### REQUIRED WORK:
For every line in the data below that contains "Printer", copy the line.

=======

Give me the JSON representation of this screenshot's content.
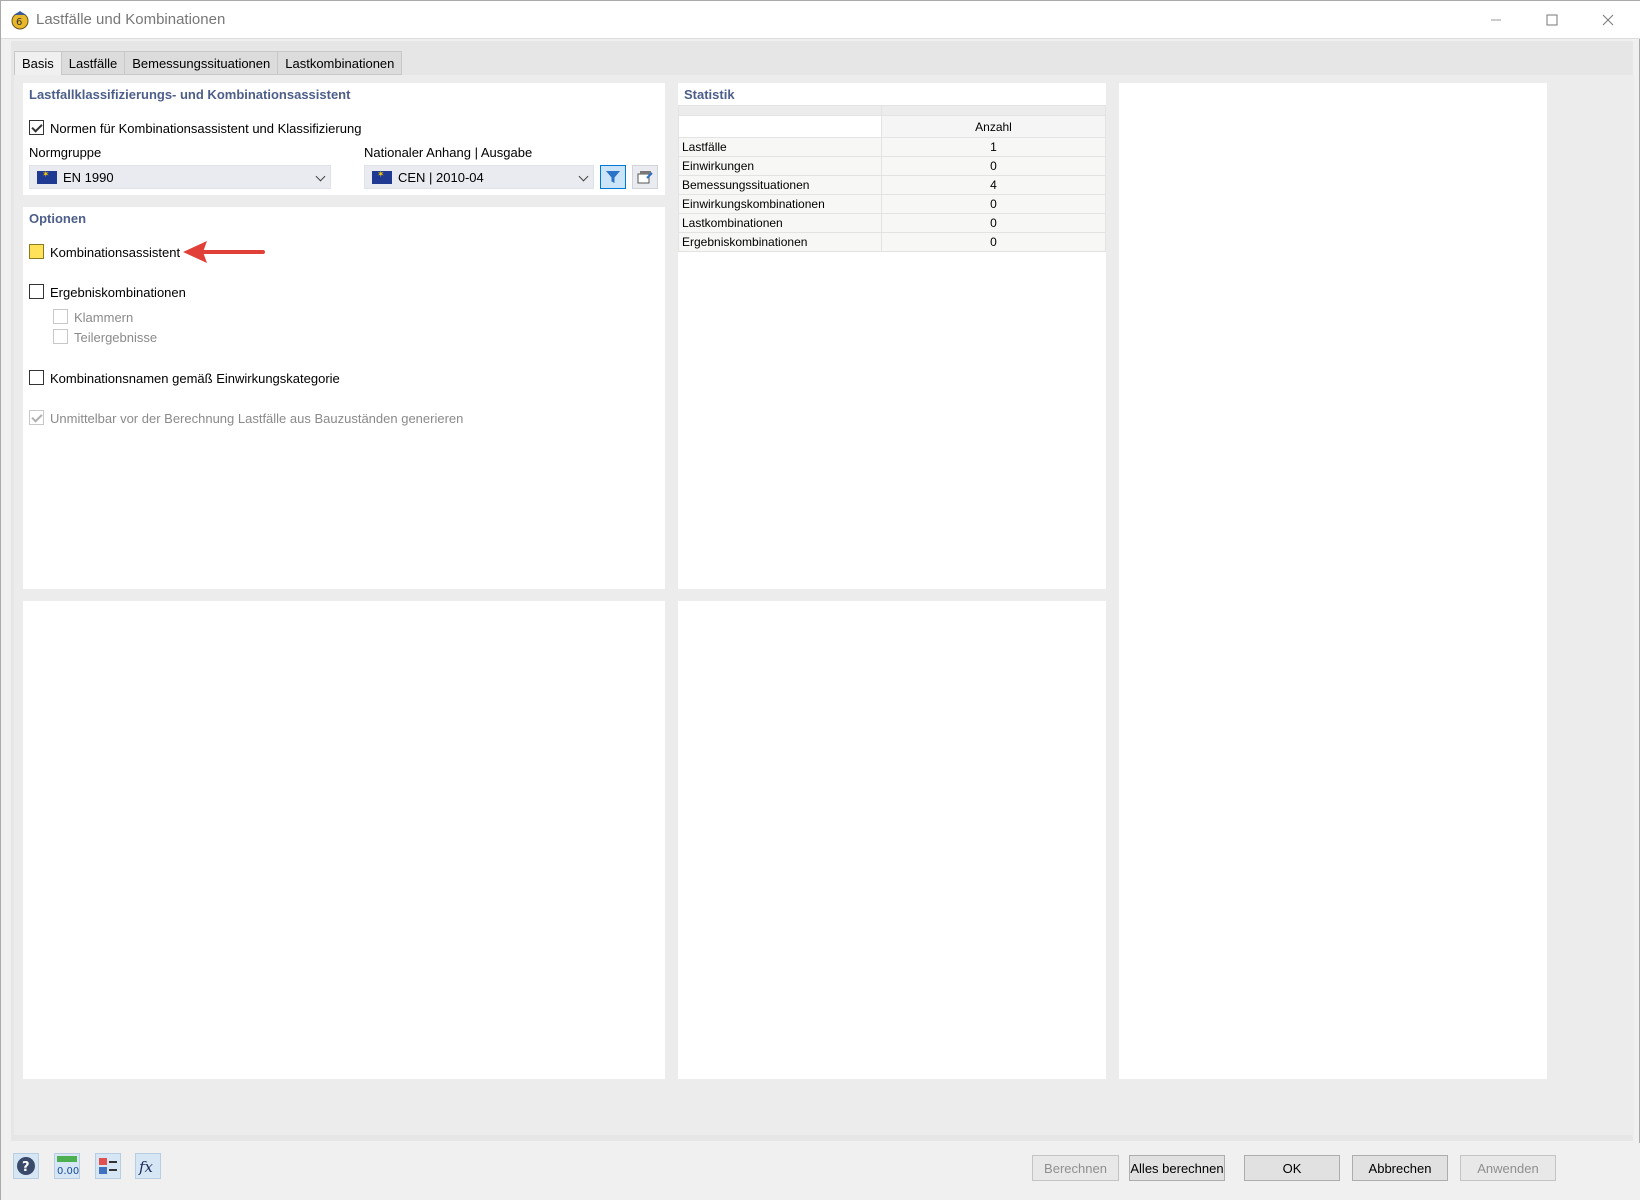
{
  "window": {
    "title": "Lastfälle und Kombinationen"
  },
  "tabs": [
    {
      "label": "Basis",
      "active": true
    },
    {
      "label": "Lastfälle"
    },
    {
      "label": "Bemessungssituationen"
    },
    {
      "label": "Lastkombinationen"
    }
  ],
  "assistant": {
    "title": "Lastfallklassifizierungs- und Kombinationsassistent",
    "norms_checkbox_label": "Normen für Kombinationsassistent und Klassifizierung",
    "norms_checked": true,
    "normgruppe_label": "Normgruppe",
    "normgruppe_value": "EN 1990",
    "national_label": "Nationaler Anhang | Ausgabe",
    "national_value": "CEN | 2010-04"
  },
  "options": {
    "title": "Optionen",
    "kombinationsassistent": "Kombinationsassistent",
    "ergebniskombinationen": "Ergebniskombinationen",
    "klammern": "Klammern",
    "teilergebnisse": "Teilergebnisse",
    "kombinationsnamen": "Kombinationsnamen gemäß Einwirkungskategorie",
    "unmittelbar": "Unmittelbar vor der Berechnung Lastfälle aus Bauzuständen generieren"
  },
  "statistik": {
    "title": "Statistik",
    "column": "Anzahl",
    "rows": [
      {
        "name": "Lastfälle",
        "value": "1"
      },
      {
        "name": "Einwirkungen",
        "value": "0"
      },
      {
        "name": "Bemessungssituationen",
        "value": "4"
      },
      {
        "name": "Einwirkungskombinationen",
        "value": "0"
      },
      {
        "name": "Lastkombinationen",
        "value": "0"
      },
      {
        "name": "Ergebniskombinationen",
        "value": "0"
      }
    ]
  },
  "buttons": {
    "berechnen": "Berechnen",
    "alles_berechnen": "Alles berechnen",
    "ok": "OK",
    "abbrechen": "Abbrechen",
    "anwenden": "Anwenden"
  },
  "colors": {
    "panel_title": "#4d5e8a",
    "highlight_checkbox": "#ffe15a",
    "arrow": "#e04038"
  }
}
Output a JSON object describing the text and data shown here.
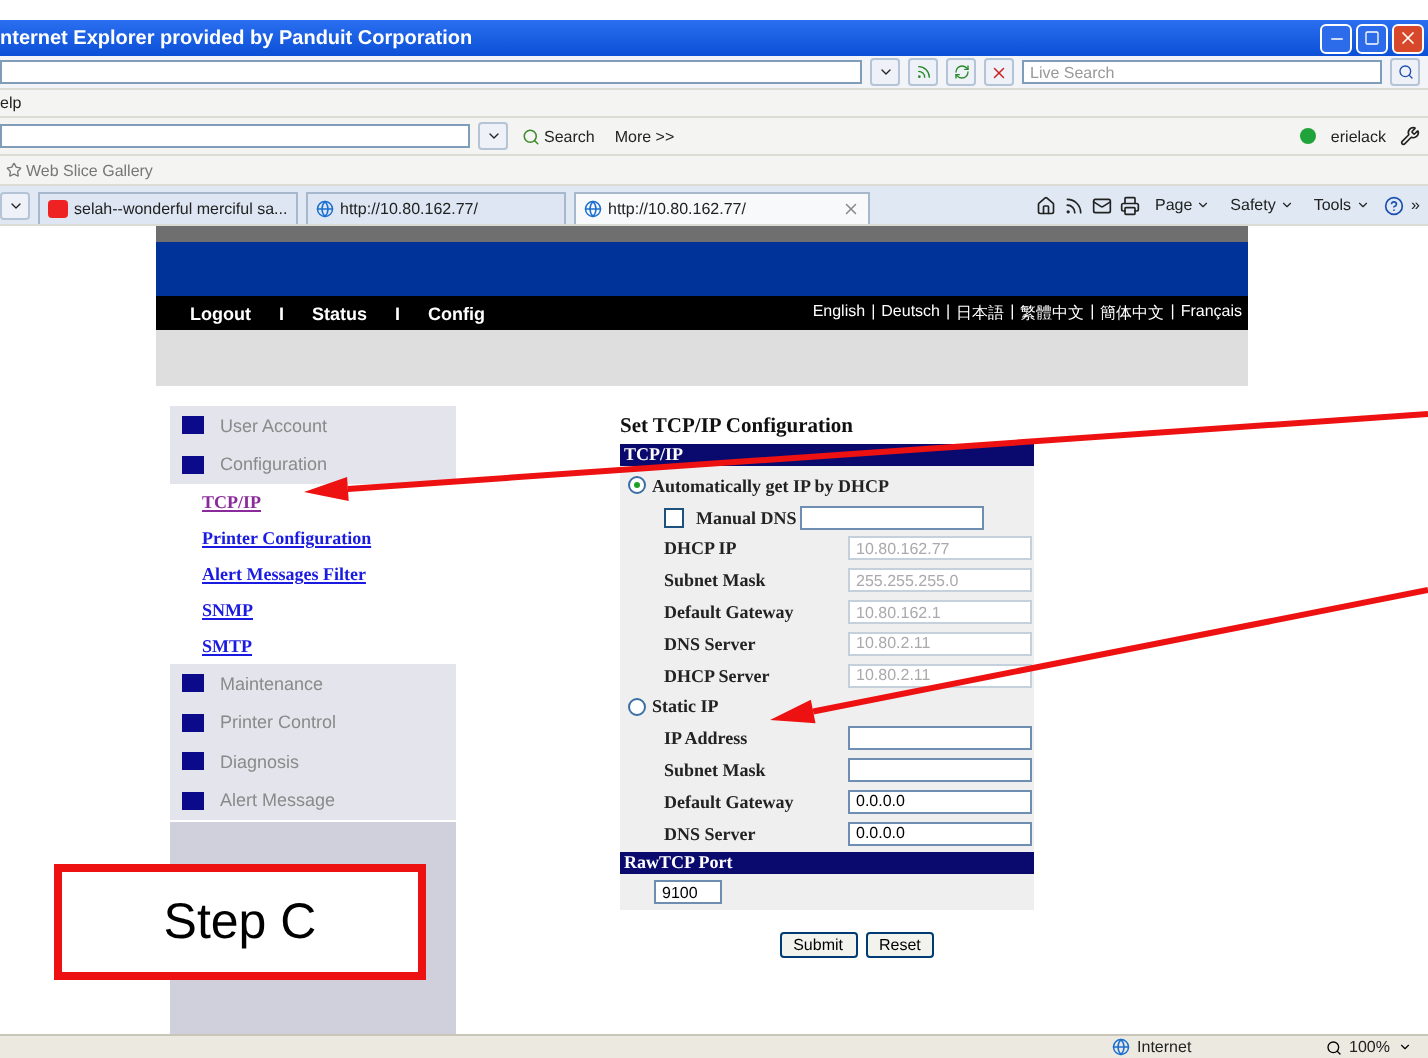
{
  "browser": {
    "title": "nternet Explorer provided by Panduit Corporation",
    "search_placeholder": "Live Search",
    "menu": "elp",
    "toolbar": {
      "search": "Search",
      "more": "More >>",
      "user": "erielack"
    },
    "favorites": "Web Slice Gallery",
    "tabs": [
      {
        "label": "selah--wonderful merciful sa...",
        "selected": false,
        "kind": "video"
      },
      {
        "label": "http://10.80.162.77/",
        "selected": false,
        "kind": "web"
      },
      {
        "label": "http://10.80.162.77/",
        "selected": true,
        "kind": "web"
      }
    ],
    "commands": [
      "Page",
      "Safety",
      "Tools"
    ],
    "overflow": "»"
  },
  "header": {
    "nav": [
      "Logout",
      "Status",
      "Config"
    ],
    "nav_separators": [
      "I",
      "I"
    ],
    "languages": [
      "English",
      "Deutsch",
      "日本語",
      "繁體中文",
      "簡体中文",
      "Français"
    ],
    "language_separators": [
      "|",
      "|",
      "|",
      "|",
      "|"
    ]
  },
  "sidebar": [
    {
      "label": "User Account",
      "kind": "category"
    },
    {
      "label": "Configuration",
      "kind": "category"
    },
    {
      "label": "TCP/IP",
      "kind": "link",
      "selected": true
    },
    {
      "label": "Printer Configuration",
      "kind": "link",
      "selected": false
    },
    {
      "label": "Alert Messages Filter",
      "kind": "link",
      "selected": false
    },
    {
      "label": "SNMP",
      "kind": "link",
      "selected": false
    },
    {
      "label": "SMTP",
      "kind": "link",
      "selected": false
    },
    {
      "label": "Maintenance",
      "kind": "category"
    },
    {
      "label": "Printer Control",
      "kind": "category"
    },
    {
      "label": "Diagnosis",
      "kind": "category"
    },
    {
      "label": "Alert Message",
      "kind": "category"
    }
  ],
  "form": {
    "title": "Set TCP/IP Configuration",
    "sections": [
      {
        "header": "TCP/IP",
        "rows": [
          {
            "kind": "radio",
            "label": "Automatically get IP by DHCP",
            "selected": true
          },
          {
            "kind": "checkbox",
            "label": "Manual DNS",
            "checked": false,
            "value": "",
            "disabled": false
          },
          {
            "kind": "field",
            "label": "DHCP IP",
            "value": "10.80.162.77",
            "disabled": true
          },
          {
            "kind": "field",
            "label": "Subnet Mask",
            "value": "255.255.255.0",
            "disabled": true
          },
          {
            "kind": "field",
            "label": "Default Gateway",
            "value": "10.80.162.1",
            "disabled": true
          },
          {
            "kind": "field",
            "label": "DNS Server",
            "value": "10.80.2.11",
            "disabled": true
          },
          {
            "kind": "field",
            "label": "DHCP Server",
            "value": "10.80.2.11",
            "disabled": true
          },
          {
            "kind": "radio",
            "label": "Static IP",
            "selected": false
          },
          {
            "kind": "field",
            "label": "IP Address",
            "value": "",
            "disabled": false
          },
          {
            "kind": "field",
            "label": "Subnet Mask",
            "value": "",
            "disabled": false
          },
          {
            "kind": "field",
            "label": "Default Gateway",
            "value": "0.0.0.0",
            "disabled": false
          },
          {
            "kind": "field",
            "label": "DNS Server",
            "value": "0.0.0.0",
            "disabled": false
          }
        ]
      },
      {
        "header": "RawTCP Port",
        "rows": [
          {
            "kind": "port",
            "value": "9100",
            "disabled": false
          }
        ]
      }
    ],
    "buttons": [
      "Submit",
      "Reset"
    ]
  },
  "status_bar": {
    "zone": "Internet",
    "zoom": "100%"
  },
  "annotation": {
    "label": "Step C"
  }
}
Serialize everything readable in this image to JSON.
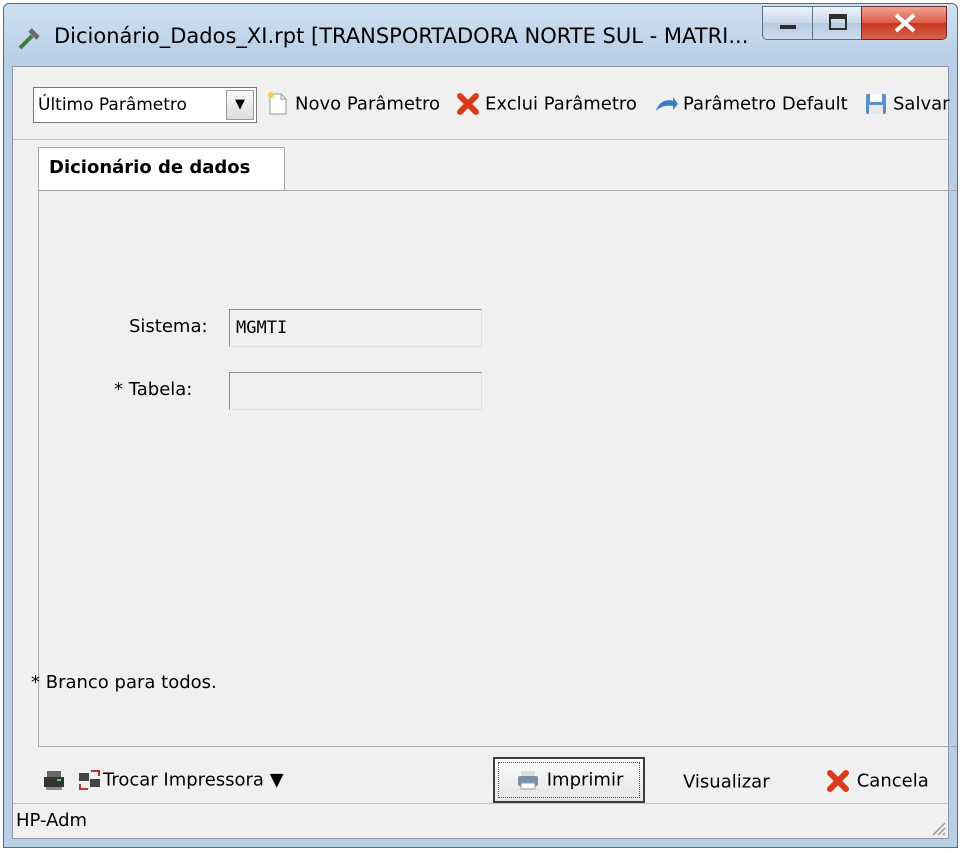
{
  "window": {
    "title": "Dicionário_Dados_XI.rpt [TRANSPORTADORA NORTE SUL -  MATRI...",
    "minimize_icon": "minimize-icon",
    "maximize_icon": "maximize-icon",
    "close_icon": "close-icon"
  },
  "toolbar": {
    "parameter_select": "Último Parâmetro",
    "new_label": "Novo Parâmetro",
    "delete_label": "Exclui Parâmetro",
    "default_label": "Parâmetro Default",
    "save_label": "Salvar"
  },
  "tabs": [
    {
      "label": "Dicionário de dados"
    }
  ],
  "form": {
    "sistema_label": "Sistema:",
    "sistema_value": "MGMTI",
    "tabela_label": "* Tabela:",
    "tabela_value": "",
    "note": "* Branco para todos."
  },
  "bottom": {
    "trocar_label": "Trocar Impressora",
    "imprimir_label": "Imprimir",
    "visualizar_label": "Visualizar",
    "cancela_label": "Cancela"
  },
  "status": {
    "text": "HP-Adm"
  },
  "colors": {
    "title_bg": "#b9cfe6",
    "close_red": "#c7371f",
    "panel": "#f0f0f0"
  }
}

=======

### TASK RESULT:
      "label": "Printer Configuration",
      "label": "Printer Control",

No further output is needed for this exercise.